[App and web page records]
════

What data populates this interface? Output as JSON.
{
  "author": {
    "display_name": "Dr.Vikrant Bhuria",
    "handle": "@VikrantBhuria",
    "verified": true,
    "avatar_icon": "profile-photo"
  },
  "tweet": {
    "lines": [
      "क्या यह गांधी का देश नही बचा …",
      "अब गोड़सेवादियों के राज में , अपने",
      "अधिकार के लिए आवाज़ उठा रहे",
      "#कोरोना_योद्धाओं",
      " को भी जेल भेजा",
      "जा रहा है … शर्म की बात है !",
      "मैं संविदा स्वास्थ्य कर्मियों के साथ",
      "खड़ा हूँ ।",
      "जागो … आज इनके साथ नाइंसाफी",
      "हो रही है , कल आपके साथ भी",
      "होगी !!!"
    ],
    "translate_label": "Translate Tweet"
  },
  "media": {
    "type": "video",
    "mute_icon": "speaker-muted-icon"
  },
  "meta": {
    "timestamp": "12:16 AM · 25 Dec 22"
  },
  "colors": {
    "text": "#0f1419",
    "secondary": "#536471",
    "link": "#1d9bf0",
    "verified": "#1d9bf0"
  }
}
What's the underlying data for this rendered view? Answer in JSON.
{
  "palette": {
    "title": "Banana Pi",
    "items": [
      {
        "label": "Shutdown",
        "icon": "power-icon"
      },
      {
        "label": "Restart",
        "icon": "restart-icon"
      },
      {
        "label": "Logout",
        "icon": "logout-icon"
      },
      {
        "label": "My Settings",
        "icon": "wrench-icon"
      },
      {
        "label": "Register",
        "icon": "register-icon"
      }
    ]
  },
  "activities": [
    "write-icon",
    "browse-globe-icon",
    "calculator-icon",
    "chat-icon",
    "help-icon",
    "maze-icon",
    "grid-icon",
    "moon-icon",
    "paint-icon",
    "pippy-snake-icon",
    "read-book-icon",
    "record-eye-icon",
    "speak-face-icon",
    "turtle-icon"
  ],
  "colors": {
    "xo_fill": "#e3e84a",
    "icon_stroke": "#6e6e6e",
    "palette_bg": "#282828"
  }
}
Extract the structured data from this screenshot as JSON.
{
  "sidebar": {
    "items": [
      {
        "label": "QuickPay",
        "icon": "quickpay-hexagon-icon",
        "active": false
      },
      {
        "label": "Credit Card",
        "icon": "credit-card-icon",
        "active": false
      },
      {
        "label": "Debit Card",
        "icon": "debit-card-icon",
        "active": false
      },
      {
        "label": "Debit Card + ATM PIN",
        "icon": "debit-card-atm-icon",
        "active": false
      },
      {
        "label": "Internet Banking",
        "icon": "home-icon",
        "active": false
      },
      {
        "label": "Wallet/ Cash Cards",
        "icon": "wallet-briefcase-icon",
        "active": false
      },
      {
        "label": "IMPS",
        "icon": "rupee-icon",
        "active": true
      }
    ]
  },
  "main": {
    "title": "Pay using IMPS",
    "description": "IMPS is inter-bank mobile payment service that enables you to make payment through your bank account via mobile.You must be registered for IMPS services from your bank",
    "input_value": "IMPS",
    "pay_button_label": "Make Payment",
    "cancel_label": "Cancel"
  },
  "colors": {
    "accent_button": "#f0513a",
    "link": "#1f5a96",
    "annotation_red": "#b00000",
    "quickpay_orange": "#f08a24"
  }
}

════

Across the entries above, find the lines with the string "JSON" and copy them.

- [Solution below]
What data populates this interface? Output as JSON.
What's the underlying data for this rendered view? Answer in JSON.
Extract the structured data from this screenshot as JSON.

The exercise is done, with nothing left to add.